Q: I am the full-time caregiver for my mom, and I also work full-time. She cannot be left home alone all day, so I am looking into adult day care. Will Medicare or Medicaid pay for it?
A: Medicare does not pay for any type of adult day care (ADC). Some Medicare Advantage Plans (Part C) may provide partial coverage for these services, but they are not required to do so. However, Medicaid will typically provide some type of coverage, but acceptance into these programs can be challenging.
Medicaid will provide for social adult day care, care in the home or in an assisted living facility, under the Home and Community Based Services (HCBS) program available in many communities. This method of managing services helps seniors to remain living in their community for as long as possible and avoid placement in a nursing home. There may be a waiting list for services, depending on whether the state includes them in their basic Medicaid State Plan or uses a waiver program.
Medicaid will also pay most or all of the costs for services provided by licensed adult day health care settings for participants with very low income, few assets, and a demonstrated need for skilled nursing care. This medical model of daily care usually requires a health assessment and a physician's order before someone can be admitted into the program. These centers often provide rehabilitative physical, occupational, and speech therapies, and staff include a registered nurse (RN), therapists, and other health professionals.
A third type of day care provides social and health services specifically for seniors with Alzheimer's and other types of dementia. The staff is specifically trained in dementia care and will help participants with activities of daily living (ADLs), coordinate activities for their unique physical and cognitive skill levels, and provide careful supervision and security measure to prevent wandering. Medicaid typically covers this specialized type of care.
Private medical insurance policies sometimes cover a portion of adult day care center costs when licensed medical professionals are involved in the care. Long-term care insurance may also pay for adult day services, depending on the policy.
There are also many local programs that might be able to help you offset the costs.
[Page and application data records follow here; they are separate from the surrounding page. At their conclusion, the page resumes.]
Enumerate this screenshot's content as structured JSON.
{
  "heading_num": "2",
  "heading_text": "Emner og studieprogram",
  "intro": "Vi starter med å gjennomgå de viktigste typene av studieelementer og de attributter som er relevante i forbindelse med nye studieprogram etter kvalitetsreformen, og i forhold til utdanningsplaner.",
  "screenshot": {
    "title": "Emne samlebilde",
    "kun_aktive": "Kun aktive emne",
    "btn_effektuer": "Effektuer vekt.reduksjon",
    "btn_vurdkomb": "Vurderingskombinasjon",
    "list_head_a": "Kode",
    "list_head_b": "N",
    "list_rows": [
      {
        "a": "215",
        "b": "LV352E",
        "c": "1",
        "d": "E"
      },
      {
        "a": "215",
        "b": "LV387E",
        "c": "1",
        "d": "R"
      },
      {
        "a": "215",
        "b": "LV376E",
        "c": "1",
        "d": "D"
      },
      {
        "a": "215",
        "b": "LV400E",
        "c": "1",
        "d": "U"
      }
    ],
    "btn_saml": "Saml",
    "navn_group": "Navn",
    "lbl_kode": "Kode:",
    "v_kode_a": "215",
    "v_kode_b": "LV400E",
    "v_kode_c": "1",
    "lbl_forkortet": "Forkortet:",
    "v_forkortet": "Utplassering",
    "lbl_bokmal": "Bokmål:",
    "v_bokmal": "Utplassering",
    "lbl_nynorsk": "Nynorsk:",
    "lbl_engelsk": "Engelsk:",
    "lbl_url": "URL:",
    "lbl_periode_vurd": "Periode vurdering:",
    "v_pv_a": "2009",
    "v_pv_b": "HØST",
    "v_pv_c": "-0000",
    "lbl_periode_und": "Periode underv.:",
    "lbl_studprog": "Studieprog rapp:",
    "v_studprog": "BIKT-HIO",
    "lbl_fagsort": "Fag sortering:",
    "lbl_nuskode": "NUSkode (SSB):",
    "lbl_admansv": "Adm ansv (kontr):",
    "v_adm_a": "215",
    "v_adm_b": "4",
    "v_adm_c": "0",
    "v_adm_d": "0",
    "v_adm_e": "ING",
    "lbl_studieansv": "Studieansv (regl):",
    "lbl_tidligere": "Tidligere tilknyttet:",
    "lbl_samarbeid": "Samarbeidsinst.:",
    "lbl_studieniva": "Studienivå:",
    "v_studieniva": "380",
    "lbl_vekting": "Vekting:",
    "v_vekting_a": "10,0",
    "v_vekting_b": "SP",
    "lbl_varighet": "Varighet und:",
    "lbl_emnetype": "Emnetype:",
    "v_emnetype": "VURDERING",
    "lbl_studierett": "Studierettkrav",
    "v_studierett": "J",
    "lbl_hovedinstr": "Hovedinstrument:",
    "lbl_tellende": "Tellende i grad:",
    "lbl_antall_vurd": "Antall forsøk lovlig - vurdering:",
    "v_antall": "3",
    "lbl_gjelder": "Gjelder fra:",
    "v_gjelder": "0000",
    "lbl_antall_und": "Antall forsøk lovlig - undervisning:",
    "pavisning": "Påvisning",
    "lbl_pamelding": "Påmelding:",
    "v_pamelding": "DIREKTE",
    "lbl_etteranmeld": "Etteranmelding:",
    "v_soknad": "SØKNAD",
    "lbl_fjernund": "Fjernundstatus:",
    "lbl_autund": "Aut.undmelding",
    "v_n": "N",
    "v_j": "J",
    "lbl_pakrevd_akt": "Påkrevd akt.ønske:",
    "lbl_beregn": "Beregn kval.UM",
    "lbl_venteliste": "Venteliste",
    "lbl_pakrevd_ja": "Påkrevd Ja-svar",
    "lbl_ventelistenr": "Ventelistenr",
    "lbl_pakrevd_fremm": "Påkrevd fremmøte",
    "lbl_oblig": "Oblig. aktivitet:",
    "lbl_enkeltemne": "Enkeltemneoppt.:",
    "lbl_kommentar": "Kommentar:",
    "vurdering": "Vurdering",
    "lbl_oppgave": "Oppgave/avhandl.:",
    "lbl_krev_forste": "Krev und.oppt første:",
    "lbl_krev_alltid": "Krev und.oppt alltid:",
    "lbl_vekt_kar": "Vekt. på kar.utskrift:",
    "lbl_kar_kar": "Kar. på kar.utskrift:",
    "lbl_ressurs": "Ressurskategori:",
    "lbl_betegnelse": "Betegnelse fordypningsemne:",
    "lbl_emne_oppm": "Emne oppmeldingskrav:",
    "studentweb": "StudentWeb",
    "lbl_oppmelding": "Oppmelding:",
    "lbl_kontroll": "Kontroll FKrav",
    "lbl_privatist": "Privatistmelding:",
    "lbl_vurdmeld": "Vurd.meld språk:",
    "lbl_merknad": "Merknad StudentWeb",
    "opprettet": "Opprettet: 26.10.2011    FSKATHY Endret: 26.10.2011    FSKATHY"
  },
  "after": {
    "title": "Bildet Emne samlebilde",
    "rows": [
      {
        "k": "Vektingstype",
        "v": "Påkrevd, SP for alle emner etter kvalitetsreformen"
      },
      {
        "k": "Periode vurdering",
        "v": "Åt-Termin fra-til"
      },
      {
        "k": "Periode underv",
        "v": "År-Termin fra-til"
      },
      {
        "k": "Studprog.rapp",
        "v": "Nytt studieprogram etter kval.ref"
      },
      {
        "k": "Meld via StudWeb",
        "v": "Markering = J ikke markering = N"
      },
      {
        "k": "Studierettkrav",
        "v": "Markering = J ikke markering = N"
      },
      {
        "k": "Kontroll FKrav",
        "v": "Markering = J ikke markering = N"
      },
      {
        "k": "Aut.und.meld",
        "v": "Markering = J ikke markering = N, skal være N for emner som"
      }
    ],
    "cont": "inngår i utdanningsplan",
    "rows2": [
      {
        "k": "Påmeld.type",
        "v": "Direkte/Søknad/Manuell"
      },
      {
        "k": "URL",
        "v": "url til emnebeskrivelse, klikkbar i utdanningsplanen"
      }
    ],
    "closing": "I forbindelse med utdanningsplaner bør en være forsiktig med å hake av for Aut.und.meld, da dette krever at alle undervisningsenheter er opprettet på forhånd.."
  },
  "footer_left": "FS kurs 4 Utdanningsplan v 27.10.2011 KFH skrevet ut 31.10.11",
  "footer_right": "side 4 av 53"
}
Check with your local Area Agency on Aging for a list of resources. PACE is one example that helps with community care services, but it is only available in some states.